With the pace of new service and feature announcements from Amazon, it sometimes takes me a few weeks to check out their latest and greatest changes. I just finished playing with a feature they released in June to allow programmatic access to an AWS bill. I can’t quite figure out if my expectations were too high, or maybe I am just not their target audience. But I sort of had this crazy idea that... well, I’d make a REST API call and get my bill back.
Instead here is what you have to do to configure and use this feature:
- Enable the CSV Report on your Billing Preferences
- Enable S3 service, if not already on
- Create an S3 bucket
- Attach a policy to your bucket to grant Amazon permissions to put CSV files in this bucket
- Enable the Programmatic Access from the Billing Preferences, providing the bucket you created above
- Wait for Amazon to drop a bill in your S3 bucket
- Programmatically retrieve your bill using the S3 API
My favorite part is that Amazon will update my estimated charges “multiple times per day.” Yes that’s right: this is not once a day, twice a day, or on a scheduled basis. Instead it is: don’t call us, we’ll call you.
The feature makes me think the following conversation occurred in Amazon earlier this year:

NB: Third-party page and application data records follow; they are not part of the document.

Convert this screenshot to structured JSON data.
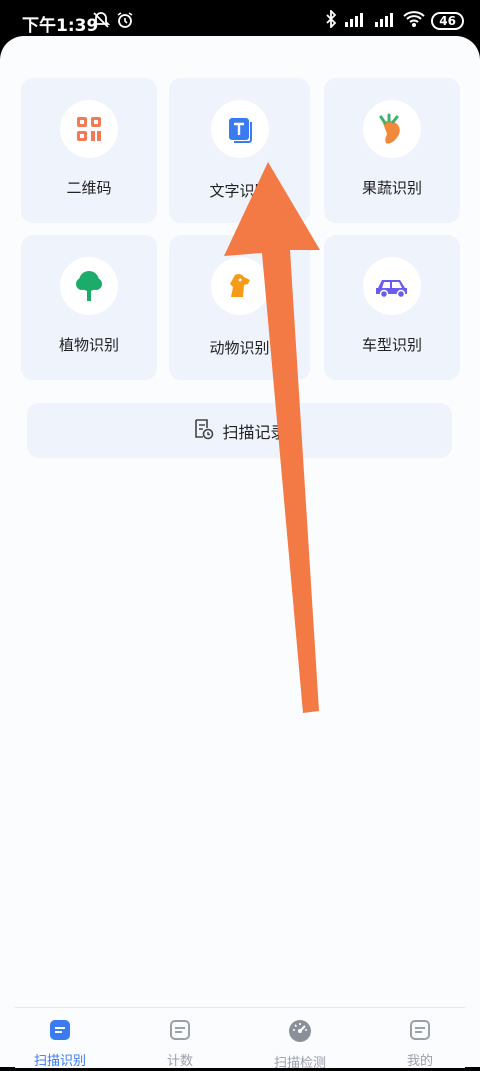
{
  "status": {
    "time": "下午1:39",
    "battery": "46"
  },
  "features": [
    {
      "label": "二维码",
      "icon": "qr-code-icon",
      "color": "#f07b55"
    },
    {
      "label": "文字识别",
      "icon": "text-icon",
      "color": "#3a7bf2"
    },
    {
      "label": "果蔬识别",
      "icon": "carrot-icon",
      "color": "#f08a3a"
    },
    {
      "label": "植物识别",
      "icon": "tree-icon",
      "color": "#1bab6b"
    },
    {
      "label": "动物识别",
      "icon": "dog-icon",
      "color": "#f59b17"
    },
    {
      "label": "车型识别",
      "icon": "car-icon",
      "color": "#6b5cf0"
    }
  ],
  "record_button": {
    "label": "扫描记录"
  },
  "nav": [
    {
      "label": "扫描识别",
      "active": true
    },
    {
      "label": "计数",
      "active": false
    },
    {
      "label": "扫描检测",
      "active": false
    },
    {
      "label": "我的",
      "active": false
    }
  ],
  "colors": {
    "accent": "#3a7bf2",
    "card_bg": "#eef3fc",
    "arrow": "#f47a45"
  }
}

- Product Management: How long will it take to deliver programmatic access to an AWS bill?
- Engineering: 12 months.
- Product Management: What can you do in 6 months?
- Engineering: A really bad implementation of programmatic access to an AWS bill?
- Product Management: So what can you give me in 3 months?
- Engineering: Something even worse.
- Product Management: Great, 3 months it is.
Sometimes waiting for a feature to be done right is better than no feature at all. ;)
Note: You can work around the lack of this feature by creating a separate consolidated billing account with independent credentials, and using the URL to the Activity Report to download a CSV file through an HTTP script. I used to think that was too complex for most users. I stand corrected.